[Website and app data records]
--

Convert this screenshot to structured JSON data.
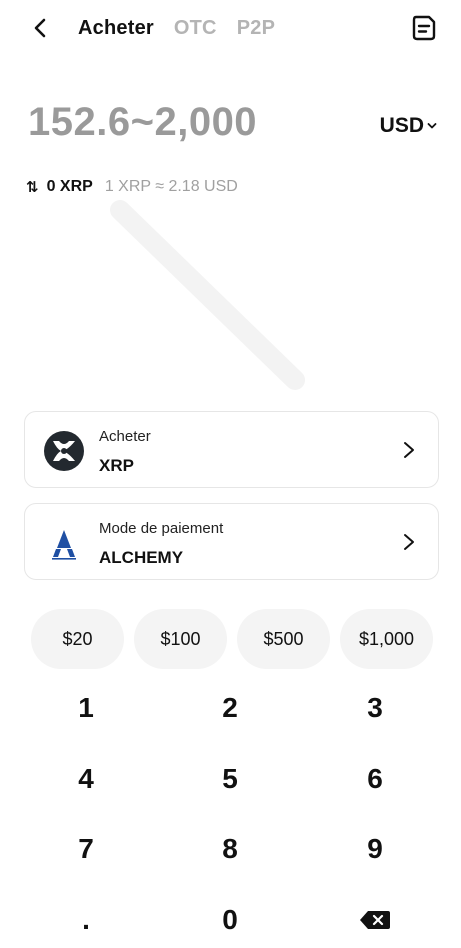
{
  "header": {
    "back_icon": "chevron-left-icon",
    "tabs": [
      {
        "label": "Acheter",
        "active": true
      },
      {
        "label": "OTC",
        "active": false
      },
      {
        "label": "P2P",
        "active": false
      }
    ],
    "orders_icon": "order-list-icon"
  },
  "amount": {
    "range": "152.6~2,000",
    "currency": "USD"
  },
  "conversion": {
    "swap_icon": "⇅",
    "quantity": "0 XRP",
    "rate": "1 XRP ≈ 2.18 USD"
  },
  "buy_card": {
    "label": "Acheter",
    "value": "XRP",
    "icon": "xrp-logo-icon"
  },
  "payment_card": {
    "label": "Mode de paiement",
    "value": "ALCHEMY",
    "icon": "alchemy-pay-logo-icon"
  },
  "presets": [
    "$20",
    "$100",
    "$500",
    "$1,000"
  ],
  "keypad": {
    "keys": [
      "1",
      "2",
      "3",
      "4",
      "5",
      "6",
      "7",
      "8",
      "9",
      ".",
      "0"
    ],
    "delete_icon": "backspace-icon"
  },
  "colors": {
    "muted": "#9a9a9a",
    "card_border": "#e6e6e6",
    "preset_bg": "#f4f4f4",
    "alchemy_blue": "#1f4fa3"
  }
}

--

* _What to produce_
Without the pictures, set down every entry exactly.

* _Solution for this problem_
Convert this screenshot to structured JSON data.
{
  "header": {
    "back_icon": "chevron-left-icon",
    "tabs": [
      {
        "label": "Acheter",
        "active": true
      },
      {
        "label": "OTC",
        "active": false
      },
      {
        "label": "P2P",
        "active": false
      }
    ],
    "orders_icon": "order-list-icon"
  },
  "amount": {
    "range": "152.6~2,000",
    "currency": "USD"
  },
  "conversion": {
    "swap_icon": "⇅",
    "quantity": "0 XRP",
    "rate": "1 XRP ≈ 2.18 USD"
  },
  "buy_card": {
    "label": "Acheter",
    "value": "XRP",
    "icon": "xrp-logo-icon"
  },
  "payment_card": {
    "label": "Mode de paiement",
    "value": "ALCHEMY",
    "icon": "alchemy-pay-logo-icon"
  },
  "presets": [
    "$20",
    "$100",
    "$500",
    "$1,000"
  ],
  "keypad": {
    "keys": [
      "1",
      "2",
      "3",
      "4",
      "5",
      "6",
      "7",
      "8",
      "9",
      ".",
      "0"
    ],
    "delete_icon": "backspace-icon"
  },
  "colors": {
    "muted": "#9a9a9a",
    "card_border": "#e6e6e6",
    "preset_bg": "#f4f4f4",
    "alchemy_blue": "#1f4fa3"
  }
}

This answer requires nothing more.